Good Enough is Perfect.
The animator and director John Lasseter has been quoted as saying that Pixar films are never finished, they just get released. He wasn’t the first to express this sentiment – in 2002 Star Wars sound effects engineer Ben Burtt made a documentary called ‘Films are not Released, they Escape‘.
Obviously these are just two recorded instances. I don’t doubt that there have been countless expressions of the same sentiment directed towards a large number of creative endeavours throughout history (and prehistory).
‘‘You know you’ve hammered the socket holes on the wrong side of the lintel?’
‘Bo**ocks. We’ll bang in a new set and raise it quick. No-one’s going to see it from down there anyway.’

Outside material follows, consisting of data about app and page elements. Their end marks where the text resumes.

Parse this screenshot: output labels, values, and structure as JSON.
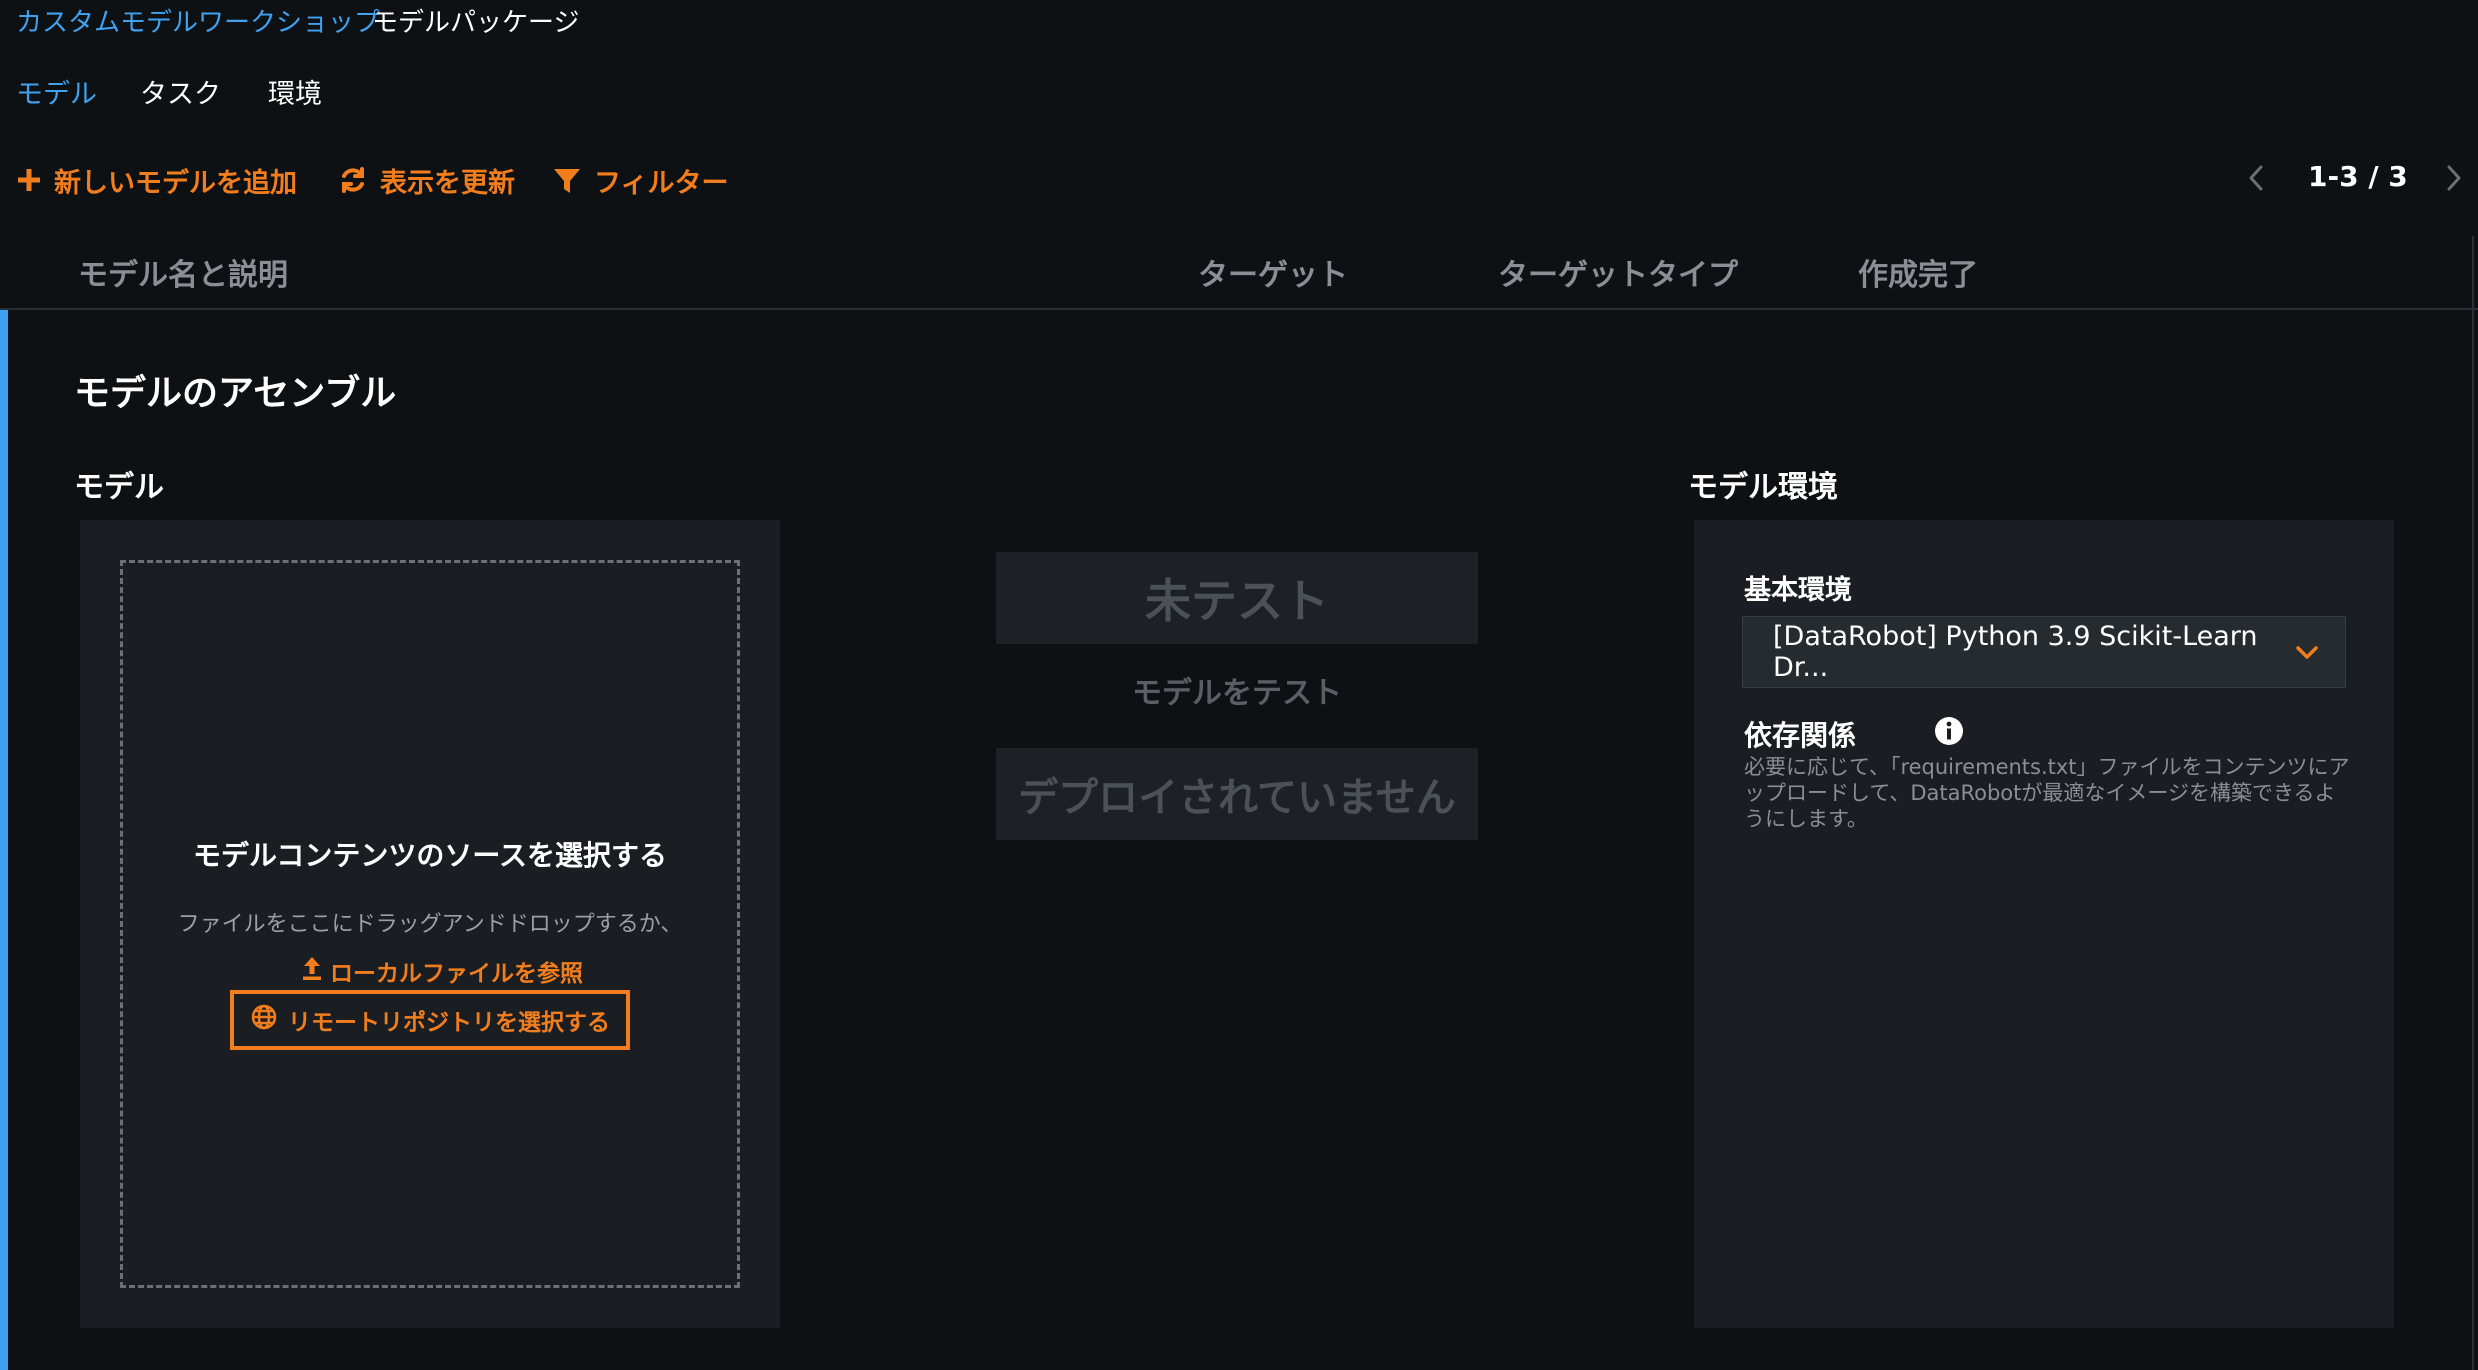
{
  "breadcrumb": {
    "parent": "カスタムモデルワークショップ",
    "current": "モデルパッケージ"
  },
  "tabs": [
    {
      "label": "モデル",
      "active": true
    },
    {
      "label": "タスク",
      "active": false
    },
    {
      "label": "環境",
      "active": false
    }
  ],
  "toolbar": {
    "add_model": "新しいモデルを追加",
    "refresh": "表示を更新",
    "filter": "フィルター",
    "pagination": "1-3 / 3"
  },
  "table_header": {
    "name": "モデル名と説明",
    "target": "ターゲット",
    "target_type": "ターゲットタイプ",
    "created": "作成完了"
  },
  "assembly": {
    "title": "モデルのアセンブル",
    "model_section": "モデル",
    "env_section": "モデル環境"
  },
  "dropzone": {
    "title": "モデルコンテンツのソースを選択する",
    "hint": "ファイルをここにドラッグアンドドロップするか、",
    "browse_local": "ローカルファイルを参照",
    "select_remote": "リモートリポジトリを選択する"
  },
  "status": {
    "untested": "未テスト",
    "test_model": "モデルをテスト",
    "not_deployed": "デプロイされていません"
  },
  "environment": {
    "base_label": "基本環境",
    "base_value": "[DataRobot] Python 3.9 Scikit-Learn Dr...",
    "dependencies_label": "依存関係",
    "dependencies_desc": "必要に応じて、「requirements.txt」ファイルをコンテンツにアップロードして、DataRobotが最適なイメージを構築できるようにします。"
  },
  "colors": {
    "background": "#0e1114",
    "panel": "#1a1e22",
    "accent_orange": "#f27d1c",
    "accent_blue": "#3fa2f0",
    "muted_text": "#8a8f95"
  },
  "icons": {
    "add": "plus-icon",
    "refresh": "refresh-icon",
    "filter": "filter-icon",
    "prev": "chevron-left-icon",
    "next": "chevron-right-icon",
    "upload": "upload-icon",
    "globe": "globe-icon",
    "dropdown": "chevron-down-icon",
    "info": "info-icon"
  }
}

Anon. Salisbury Plain. 2,500 BCE. Probably.
Google are proponents of the ‘release early, update often’ approach. This brings with it a number of advantages – early adoption by version/product junkies means free bug checking, ongoing code and robustness testing, and rapid feedback which can be used to shape the product for future releases. And all this is free, courtesy of a vast and enthusiastic user-base.

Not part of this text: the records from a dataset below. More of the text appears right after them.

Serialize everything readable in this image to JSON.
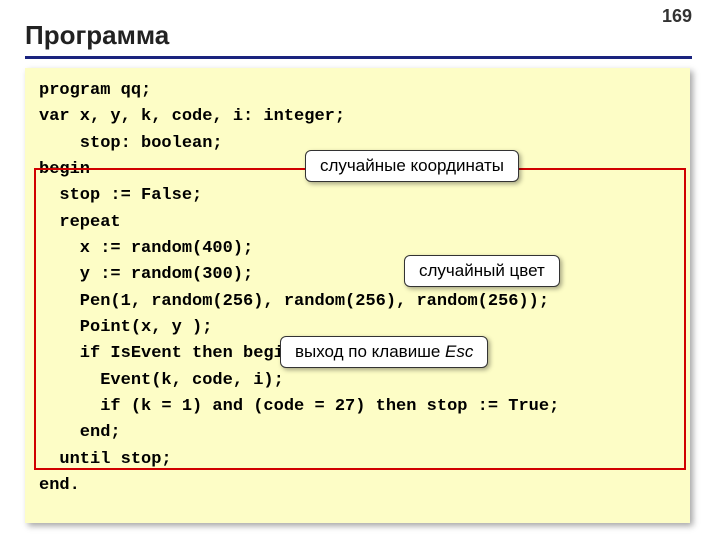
{
  "page_number": "169",
  "title": "Программа",
  "code_lines": [
    "program qq;",
    "var x, y, k, code, i: integer;",
    "    stop: boolean;",
    "begin",
    "  stop := False;",
    "  repeat",
    "    x := random(400);",
    "    y := random(300);",
    "    Pen(1, random(256), random(256), random(256));",
    "    Point(x, y );",
    "    if IsEvent then begin",
    "      Event(k, code, i);",
    "      if (k = 1) and (code = 27) then stop := True;",
    "    end;",
    "  until stop;",
    "end."
  ],
  "callouts": {
    "c1": "случайные координаты",
    "c2": "случайный цвет",
    "c3_prefix": "выход по клавише ",
    "c3_em": "Esc"
  }
}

Microsoft, at first glance, appear to take the opposite route. They have a protracted teaser period, crowned by an eye-wateringly expensive global release. This is often followed by a backlash of criticism, some justified, some perhaps not. Then over the next few years complaints/bugs/security holes are addressed as updates while development of the next big point release goes on, ready for the next big release.
The two approaches – expense aside – have a lot in common, but the release early approach has the edge.
Ultimately the most significant advantage is that the release early approach results in a lot more work being done, and a lot more ground being covered in a shorter time. Millions of people are going to use these products, so it makes sense to get millions of people using them as early as possible. It means the development teams can concentrate on product development. The Microsoft model fragments the process – either the team developing the next point release is distracted by patching the last release, or the team is split into two – one to patch the current release, and another to develop the next release. And on the next release the process begins again, and fragments further, because another team will have to be spawned to support earlier releases in form of service packs. For example, Microsoft currently support three separate versions of Office, while the Google version – Docs – only ever has one version under constant revision.
Ok fine. What’s this got to do with anything though? I mean really?
It’s a living example of ‘not letting perfect become the enemy of good enough’ versus ‘good enough is the enemy of the great.’ This largely relates to online projects (such as blog entries) because of the ‘release’ aspect, but the essence of the approach can be adapted to almost anything you create.
Release early, update often (good enough and getting better).
In the first instance you get work done, you get work out there, and you can improve your work based on the feedback it receives, or the thoughts you have about it now it’s in the wild. Because once it’s out there, modifying parts of it you’re no longer happy with becomes and imperative before too many people read it.
Modify in seclusion, polish until perfect (never quite good enough. May never be released).
We’ve all been there. We’ve all worked on a project for too long, ensuring every sentence is just so, that the argument is sustained, that the correct terminology has been employed to the best effect. When it’s finally released into the wild, you’ve invested so much into it that you’re perhaps overly protective – not so open to criticism or suggestions. The prospect of further revisions takes on a nightmarish quality. Or worse still, your protectiveness could lead you down darker paths – you could find yourself defending an idea or suggestion you no longer have any faith in. Ooooh.
So get something done. Get it out there. Take criticism on the chin, and keep tickling.
Obviously strive to be the best, but not to the point where you’re just the best in your study.